Heritage Gateways

Official Sesquicentennial K-12 Education Project
sponsored by the Utah State Board of Education, the BYU-Public School Partnership and the Utah Education Network

Osamu Sekiguchi Journals

May 13, 1997

Location: Gothenburg, Nebraska - Location: 40:55:46N 100:09:37W Elevation: 2567 feet

Summary: Tuesday, May 13, 1997 (Clear, but very windy)

Journal entry: [Translated by Tomoko Nakayama]

Morning in Cozad was very cold. It has been a long time since I've seen the tent freeze. I wonder how long this kind of weather will last as I warm up my frozen hands. A man whose name is Melvin who is from Logan, Utah talked to me when I stretched my legs muscles for the 7 o'clock departure. Melvin is already retired, but he has a Ph.D in Animal dietics. He has been teaching at many universities and continues his research at the invitation of foreign organizations. He asked me, "Why don't you ride on this wagon?"

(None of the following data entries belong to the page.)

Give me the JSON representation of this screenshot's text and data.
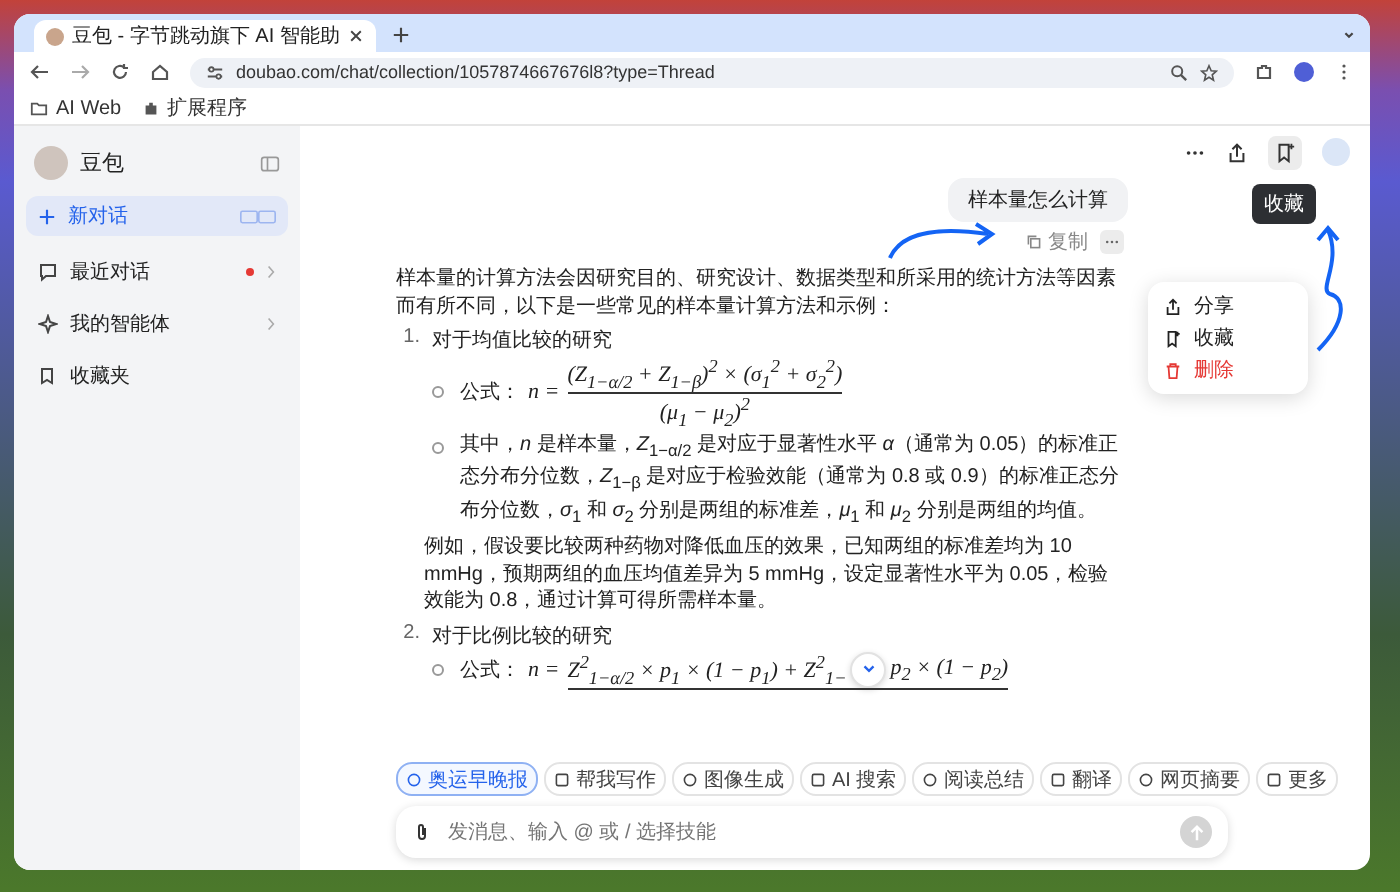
{
  "browser": {
    "tab": {
      "title": "豆包 - 字节跳动旗下 AI 智能助"
    },
    "address": "doubao.com/chat/collection/1057874667676l8?type=Thread",
    "bookmarks": [
      {
        "label": "AI Web"
      },
      {
        "label": "扩展程序"
      }
    ]
  },
  "sidebar": {
    "app_name": "豆包",
    "new_chat": "新对话",
    "items": [
      {
        "label": "最近对话",
        "unread": true,
        "expandable": true
      },
      {
        "label": "我的智能体",
        "unread": false,
        "expandable": true
      },
      {
        "label": "收藏夹",
        "unread": false,
        "expandable": false
      }
    ]
  },
  "header": {
    "tooltip": "收藏"
  },
  "user_message": {
    "text": "样本量怎么计算",
    "copy_label": "复制"
  },
  "message_menu": [
    {
      "label": "分享",
      "kind": "share"
    },
    {
      "label": "收藏",
      "kind": "bookmark"
    },
    {
      "label": "删除",
      "kind": "delete"
    }
  ],
  "answer": {
    "intro": "样本量的计算方法会因研究目的、研究设计、数据类型和所采用的统计方法等因素而有所不同，以下是一些常见的样本量计算方法和示例：",
    "sections": [
      {
        "number": "1.",
        "title": "对于均值比较的研究",
        "formula": {
          "label": "公式：",
          "lhs": "n =",
          "numerator": [
            "(Z$_{1−α/2}$ + Z$_{1−β}$)$^{2}$ × (σ$_{1}$$^{2}$ + σ$_{2}$$^{2}$)"
          ],
          "denominator": "(μ$_{1}$ − μ$_{2}$)$^{2}$"
        },
        "note": "其中，*n* 是样本量，*Z*$_{1−α/2}$ 是对应于显著性水平 *α*（通常为 0.05）的标准正态分布分位数，*Z*$_{1−β}$ 是对应于检验效能（通常为 0.8 或 0.9）的标准正态分布分位数，*σ*$_{1}$ 和 *σ*$_{2}$ 分别是两组的标准差，*μ*$_{1}$ 和 *μ*$_{2}$ 分别是两组的均值。",
        "example": "例如，假设要比较两种药物对降低血压的效果，已知两组的标准差均为 10 mmHg，预期两组的血压均值差异为 5 mmHg，设定显著性水平为 0.05，检验效能为 0.8，通过计算可得所需样本量。"
      },
      {
        "number": "2.",
        "title": "对于比例比较的研究",
        "formula": {
          "label": "公式：",
          "lhs": "n =",
          "numerator": [
            "Z$^{2}$$_{1−α/2}$ × p$_{1}$ × (1 − p$_{1}$) + Z$^{2}$$_{1−}$",
            "p$_{2}$ × (1 − p$_{2}$)"
          ]
        }
      }
    ]
  },
  "skills": [
    {
      "label": "奥运早晚报",
      "selected": true
    },
    {
      "label": "帮我写作",
      "selected": false
    },
    {
      "label": "图像生成",
      "selected": false
    },
    {
      "label": "AI 搜索",
      "selected": false
    },
    {
      "label": "阅读总结",
      "selected": false
    },
    {
      "label": "翻译",
      "selected": false
    },
    {
      "label": "网页摘要",
      "selected": false
    },
    {
      "label": "更多",
      "selected": false
    }
  ],
  "composer": {
    "placeholder": "发消息、输入 @ 或 / 选择技能",
    "send_disabled": true
  }
}
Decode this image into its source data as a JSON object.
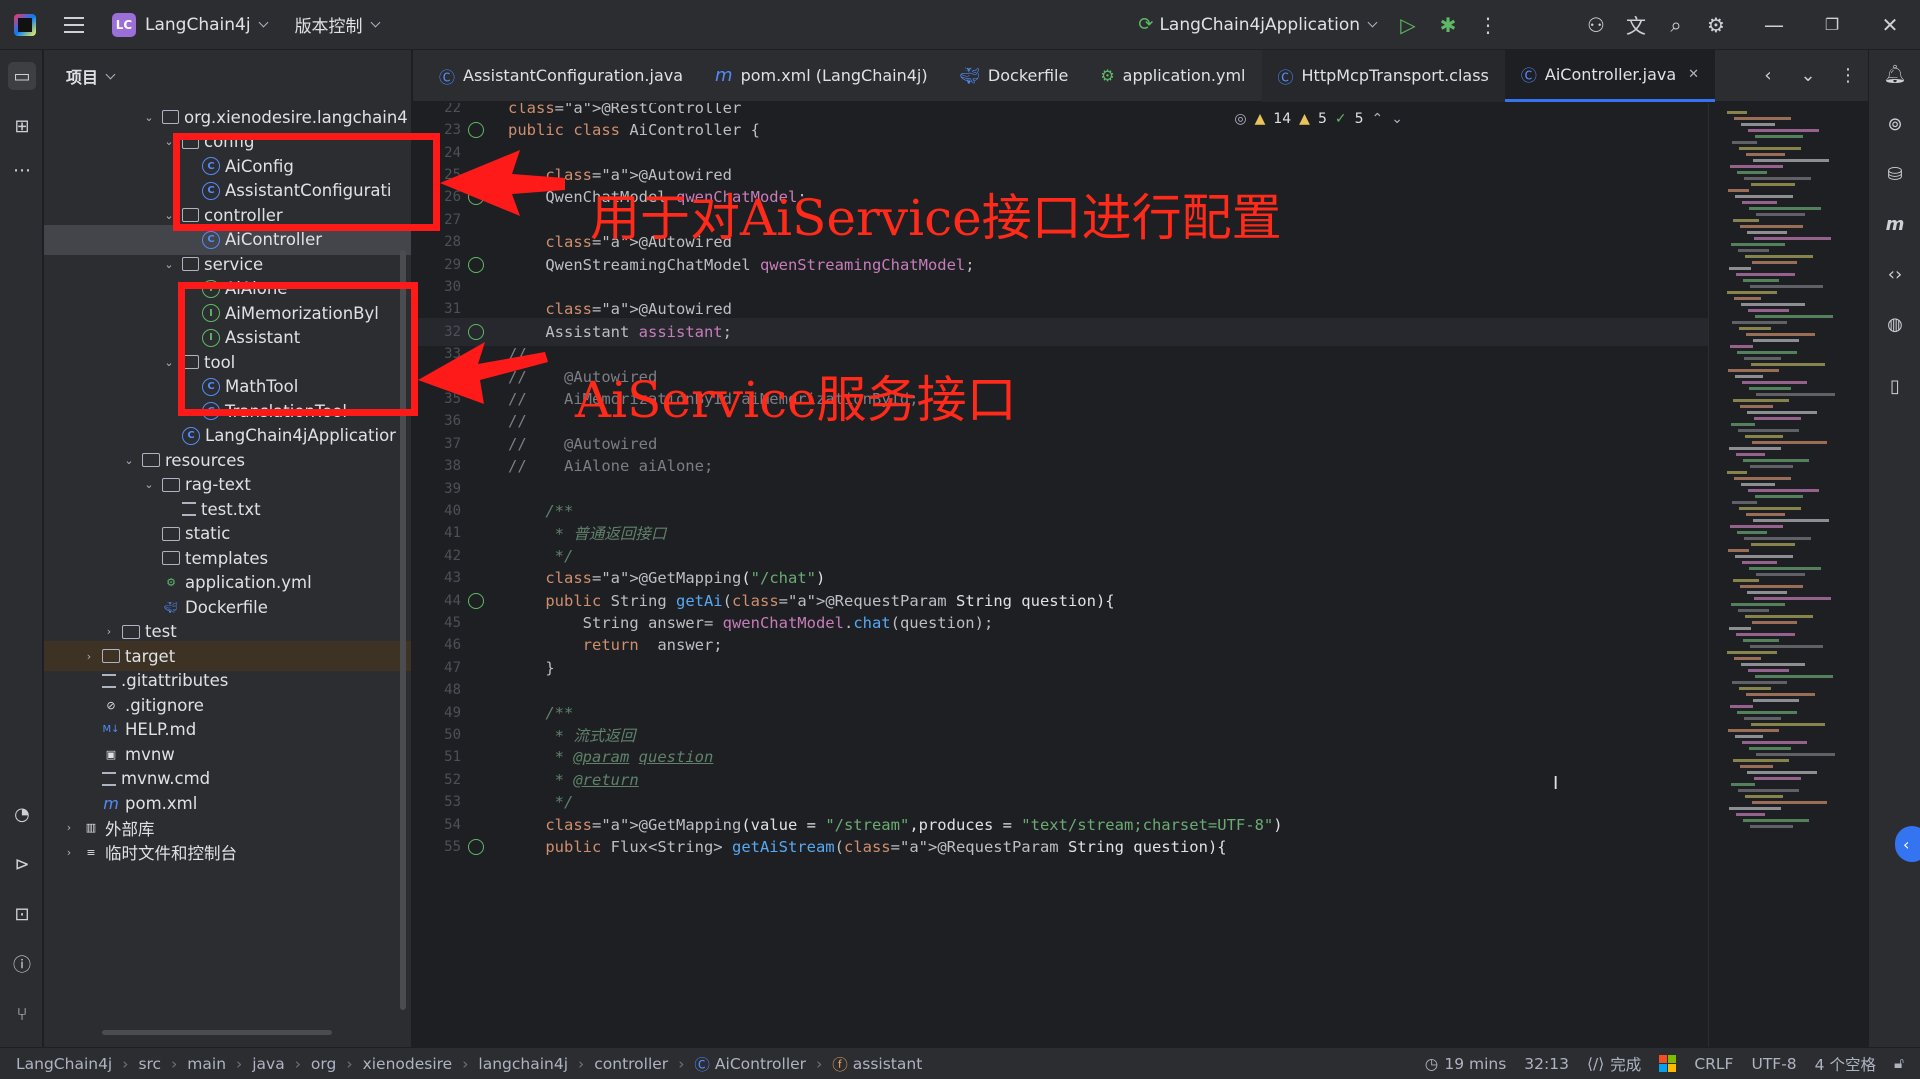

But this wagon has only two wheels and one horse. Imagine a jinrikisha (a rickshaw) being pulled by a horse. This looks just like it. He explained that he needs help controlling both horse and wagon at the same time. But once I rode the wagon, a cold piercing wind began to blow at me. My hair is constantly blown back. It would certainly feel lonely to ride alone on this wagon. My body begins to freeze, my knees start hurting, and it is hard to open my mouth. Hmm, the horse is pulling the wagon looks different from usual. It keeps shaking its head and stops many times.

I asked Melvin, "Is he sick?"

"No, he is just a little nervous"


"When a horse moves his tongue around, it is a sign that he is nervous."

As expected, he really is an animal dietics expert. "Also, I borrowed this horse from some Amish people, so it easily surprises."

The Amish are people who live around Pennsylvania who don't use electricity, cars and other modern conveniences. So this horse rears up when it hears car sounds or the rattling of trains. We need be careful with this horse. Besides, since the Union Pacific railroad was built on the Mormon pioneer trail, we often move along the railroad tracks.

A Japanese person would have a hard time imagining how long these trains are. Usually, about 100-120 cargo cars are connected. It's very amazing. Moreover, the train often lets out a piercing whistle. The first train car is yellow. The dirty letters, "Union Pacific" make me feel its strength. It pulls more than 100 cars, so sometimes there are two or three yellow cars in the front. The trains carry corn and beans from Nebraska all the time, and coal from other areas. Every 7 min, the trains pass by, so there is a lot being transported. Everytime a train passes, this Amish, "uncivilized horse" stops. The horse becomes less shy. Maybe it has gotten used to the whistles. I can't tell if it's a good thing or not, but I feel a little bad for this horse.

It happened about one hour after I got on the wagon. We left Cozad and were moving to the right side of a public road. On coming cars passed by slowly, at the direction of a police car. A truck pulling a trailer tried to pass. In the trailer, there were a few cows. One of cows jumped up when the truck passed by. The horse which pulled our wagon like a jinrikisha was startled by the cow and started to run recklessly. As the horse off the road, into the right bank, and speeded up rapidly, I could see the wagons and walkers on the left side.

"Whoa! Whoa!"

Melvin pulls the bridle strongly with his head back. But the horse keeps speeding up and runs through the bank. The excited horse doesn't care if the wheels fall into the ditch, or run into a rock. Oh, no! If I try to get off now, I will be run over! But if we don't do anything, then this wagon will roll over! What am I gonna do? Many things pass through my mind. Time passes slowly in situation like this. Melvin is trying to pull the bridle so hard his face turns bright red. People around us notice our predicament and cowboys whip their horses trying to catch us. As I look back timidly, Takako is also trying to catch us. There is no way she will be able to catch up with us.

"Whoa! Whoa!"

Once again, Melvin tries to calm down the horse. The horse shakes his head, and stops, pawing the ground with his front legs. The incident may have taken less than 20 seconds.

It was very scary. We shouldn't underestimate a horse.

"It looked like Rodeo" said Freddy from Austria, with a smile.

Of course nobody rode in Melvin's wagon after that.